“These lenses are never mathematically sharp,” Hall says, “but we were aiming for a more ethereal sharpness, where the falloff isn’t as extreme and you effectively get more perceived depth of field.”
The cinematographer also wanted the lenses to replicate the warm halation of the candlelit scenes in Barry Lyndon, and Sasaki’s efforts to achieve this led to a happy accident. “We really studied those images to look at the lenses’ aberrations,” Sasaki recalls. “While incorporating those aberrations into these new lenses, I actually made a big mistake. We had limited time to make the modifications, so we based the results on a lens projector. A couple of days before production, I got the look we’d discussed and was really excited to show Jess, and then I suddenly remembered that lens projection shows the opposite effect of aberrations! So, the warm halation I’d built into the lens actually became a blue/violet halation from photographed light. It was really lucky that Jess loved the effect. It added an additional, natural color separation to the highlights — but it was a mistake!”
Says Hall, “It was a mistake that parlayed into a unique look and became quite special. I fell in love with it.”
Sasaki describes the UHS primes as “an experimental set of lenses that were inspired by Barry Lyndon and Jess Hall’s love for vintage optics. They were also built to share some of the imaging characteristics of our new VA primes. Since the initial designs were capable of covering a 65mm sensor, we were able to reduce the diagonal and pick up some speed with a custom image circle reducer, which allowed us to produce lenses capable of an f/0.9 to f/1.4. This was a hugely experimental endeavor, and if it weren’t for Jess’ inspiration and patience, this project would not have taken off as well as it did.”
Hall notes, “The markings on our set — 0.9-1.4 — matched exactly what I found in testing and shooting, in relation to my light-meter readings — which were confirmed via waveform and precise monitoring. For example, when moving from the 50mm T0.9 to the 40mm T1.2, I had to raise the light levels by approximately half a stop. Changing focal length from the 50mm T0.9 to the 75mm T1 also required more light, and so on.
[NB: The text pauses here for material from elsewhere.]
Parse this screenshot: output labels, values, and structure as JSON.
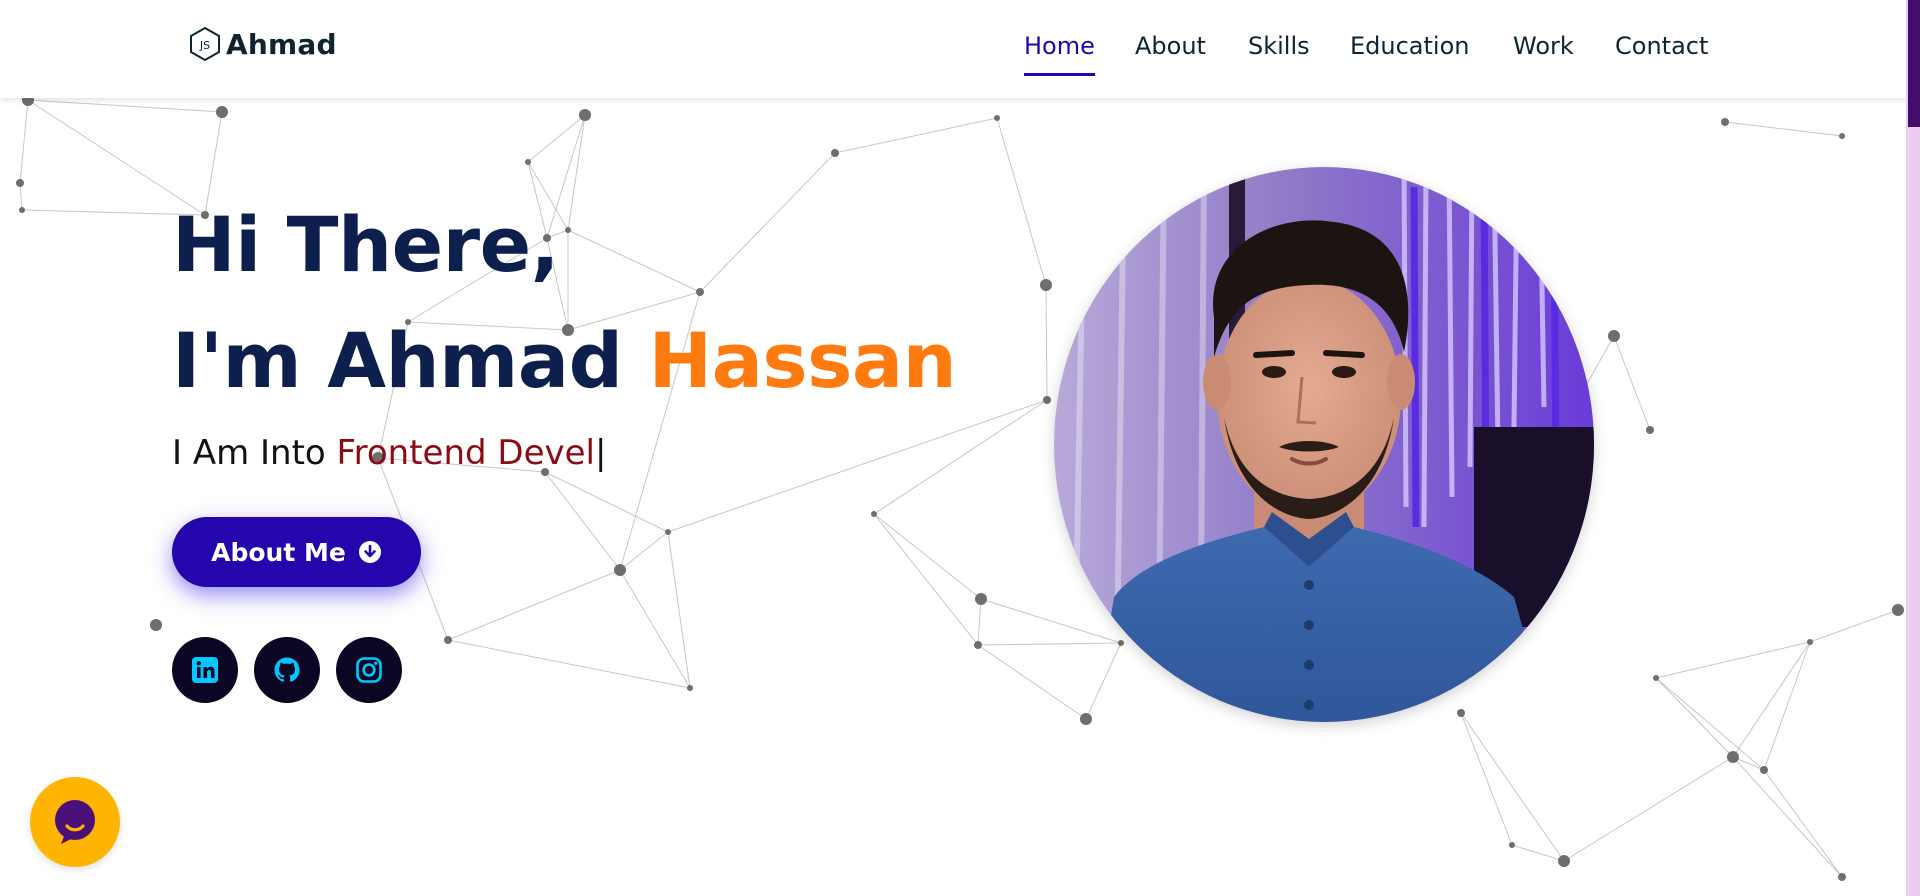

“Dan and I have this ongoing collaboration,” the cinematographer adds. “He brings something I can’t always bring, and we meet on very fertile ground.”
— Jay Holben